CORE discusses hook up culture on campus
November 3, 2009
Sociology Department Professor Danielle Currier revealed some secrets about “hooking up” during C.O.R.E.’s (Conversations on Reconciliation and Equality) second session of the year Thursday.
Currier’s talk, entitled “Can I Getcha Number? The Culture of Hooking Up at William and Mary,” was aimed at providing College students and staff with an outlet to discuss their perspectives and opinions on what it means to “hook up.”
The discussion began with students filling out a paper stating their age, race, gender and definition of a hook up as they entered the Caf’s side room.
Definitions were as varied as “any sexual encounter outside of a relationship,” to a “one-night stand,” to some who just simply wrote “sex.” Some gave “a boyfriend or girlfriend” as a response, but those were in the minority.
“A fuzzy definition of hooking up serves everyone well,” Currier said in response to the exercise. “Nobody’s reputation is hurt.”
Currier said that men, by exaggerating their sexual escapades, yearn to establish reputations as studs. Women, on the other hand, downplay their experiences to avoid being labeled promiscuous.
Currier first noticed these trends while conducting a three-year study at Radford University in Southwestern Virginia. Using both surveys and interviews, she also learned that alcohol and boredom serves as instigators for sexual encounters.
“From friends, I’ve learned that Radford is a loose community and I was not very surprised to learn that they are engaging in this activity,” Kevin Buckler ’12 said.

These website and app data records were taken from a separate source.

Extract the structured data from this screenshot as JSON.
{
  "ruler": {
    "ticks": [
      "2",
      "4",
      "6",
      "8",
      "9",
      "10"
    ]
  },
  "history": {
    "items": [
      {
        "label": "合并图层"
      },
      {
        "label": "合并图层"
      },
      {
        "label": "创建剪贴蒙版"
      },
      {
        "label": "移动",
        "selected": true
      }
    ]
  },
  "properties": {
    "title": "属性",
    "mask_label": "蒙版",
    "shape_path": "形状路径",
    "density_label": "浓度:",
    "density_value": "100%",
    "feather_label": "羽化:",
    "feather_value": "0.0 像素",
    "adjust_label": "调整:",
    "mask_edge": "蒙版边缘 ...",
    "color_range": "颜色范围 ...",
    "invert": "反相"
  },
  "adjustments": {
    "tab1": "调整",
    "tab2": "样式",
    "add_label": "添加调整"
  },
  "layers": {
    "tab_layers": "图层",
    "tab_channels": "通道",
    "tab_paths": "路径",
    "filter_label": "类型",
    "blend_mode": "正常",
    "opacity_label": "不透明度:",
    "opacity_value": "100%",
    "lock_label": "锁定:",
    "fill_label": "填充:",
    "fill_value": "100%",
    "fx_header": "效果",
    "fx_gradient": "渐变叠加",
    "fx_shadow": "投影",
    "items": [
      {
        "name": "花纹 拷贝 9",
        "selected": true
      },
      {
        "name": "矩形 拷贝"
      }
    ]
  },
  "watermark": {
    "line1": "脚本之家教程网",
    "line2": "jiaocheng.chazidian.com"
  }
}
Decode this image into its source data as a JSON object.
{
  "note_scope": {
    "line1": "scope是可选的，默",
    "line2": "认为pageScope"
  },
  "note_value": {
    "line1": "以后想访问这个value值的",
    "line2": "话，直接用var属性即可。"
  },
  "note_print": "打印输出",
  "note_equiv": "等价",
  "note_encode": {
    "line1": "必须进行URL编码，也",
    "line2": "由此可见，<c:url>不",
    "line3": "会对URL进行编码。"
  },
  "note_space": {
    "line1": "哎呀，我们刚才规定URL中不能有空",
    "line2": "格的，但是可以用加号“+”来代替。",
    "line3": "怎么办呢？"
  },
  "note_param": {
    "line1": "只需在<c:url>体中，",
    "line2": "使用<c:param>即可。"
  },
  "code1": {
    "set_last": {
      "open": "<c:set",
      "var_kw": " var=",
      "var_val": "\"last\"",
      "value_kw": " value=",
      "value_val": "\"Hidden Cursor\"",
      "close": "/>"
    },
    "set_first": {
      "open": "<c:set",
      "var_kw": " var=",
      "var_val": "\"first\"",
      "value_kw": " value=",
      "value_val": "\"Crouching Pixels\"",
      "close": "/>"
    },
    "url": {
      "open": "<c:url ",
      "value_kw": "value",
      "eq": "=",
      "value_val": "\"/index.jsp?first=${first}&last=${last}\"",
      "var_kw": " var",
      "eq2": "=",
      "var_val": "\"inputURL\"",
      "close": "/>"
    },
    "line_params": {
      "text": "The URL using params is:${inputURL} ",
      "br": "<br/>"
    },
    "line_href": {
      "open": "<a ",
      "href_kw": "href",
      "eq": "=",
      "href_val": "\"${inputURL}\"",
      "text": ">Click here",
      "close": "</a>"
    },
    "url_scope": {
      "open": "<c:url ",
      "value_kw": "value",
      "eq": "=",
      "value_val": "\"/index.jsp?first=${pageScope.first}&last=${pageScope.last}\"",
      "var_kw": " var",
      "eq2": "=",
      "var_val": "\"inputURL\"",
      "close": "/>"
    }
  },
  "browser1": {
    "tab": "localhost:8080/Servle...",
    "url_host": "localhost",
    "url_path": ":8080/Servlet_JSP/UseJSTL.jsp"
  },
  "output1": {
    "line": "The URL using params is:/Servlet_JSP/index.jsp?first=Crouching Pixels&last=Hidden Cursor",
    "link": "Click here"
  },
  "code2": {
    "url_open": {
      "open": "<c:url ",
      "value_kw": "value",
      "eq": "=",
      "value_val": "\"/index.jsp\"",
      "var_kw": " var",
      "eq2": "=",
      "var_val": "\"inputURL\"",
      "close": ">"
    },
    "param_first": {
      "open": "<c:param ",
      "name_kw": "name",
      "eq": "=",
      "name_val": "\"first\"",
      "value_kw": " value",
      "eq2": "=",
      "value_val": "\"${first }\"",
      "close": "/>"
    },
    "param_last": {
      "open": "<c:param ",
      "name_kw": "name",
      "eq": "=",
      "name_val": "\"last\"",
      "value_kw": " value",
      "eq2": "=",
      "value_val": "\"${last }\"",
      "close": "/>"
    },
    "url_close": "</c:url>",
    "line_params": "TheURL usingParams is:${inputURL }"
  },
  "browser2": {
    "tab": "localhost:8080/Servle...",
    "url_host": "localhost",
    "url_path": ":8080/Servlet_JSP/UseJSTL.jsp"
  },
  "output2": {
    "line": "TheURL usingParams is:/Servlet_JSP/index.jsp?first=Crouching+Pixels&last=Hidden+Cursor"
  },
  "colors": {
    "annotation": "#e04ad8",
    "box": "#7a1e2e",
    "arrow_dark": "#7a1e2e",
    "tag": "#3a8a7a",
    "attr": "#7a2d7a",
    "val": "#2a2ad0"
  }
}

At the end of the talk, many of the attendees reported a dramatic change in their opinions on hooking up. In some cases of sexual assault, the session even encouraged them to report the incident and seek counseling.
When asked about the culture of hooking up at the College compared to Radford, Currier responded that
College students probably hook up less for several reasons: a greater middle-upper class, a more academic focus and less of an alcohol culture.
However, Buckler said that there was definitely a clear hook up society on campus.
“The sex community is very hush-hush here, but there is definitely a significant group of students, both gay and straight, that are hooking up on a regular basis,” he said.
In the future, Currier said she hopes to continue her research on relationships by delving into stigma management and the ways women can avoid labels. She is also interested in studying the disparity in sexual practices between different races and sexual orientations.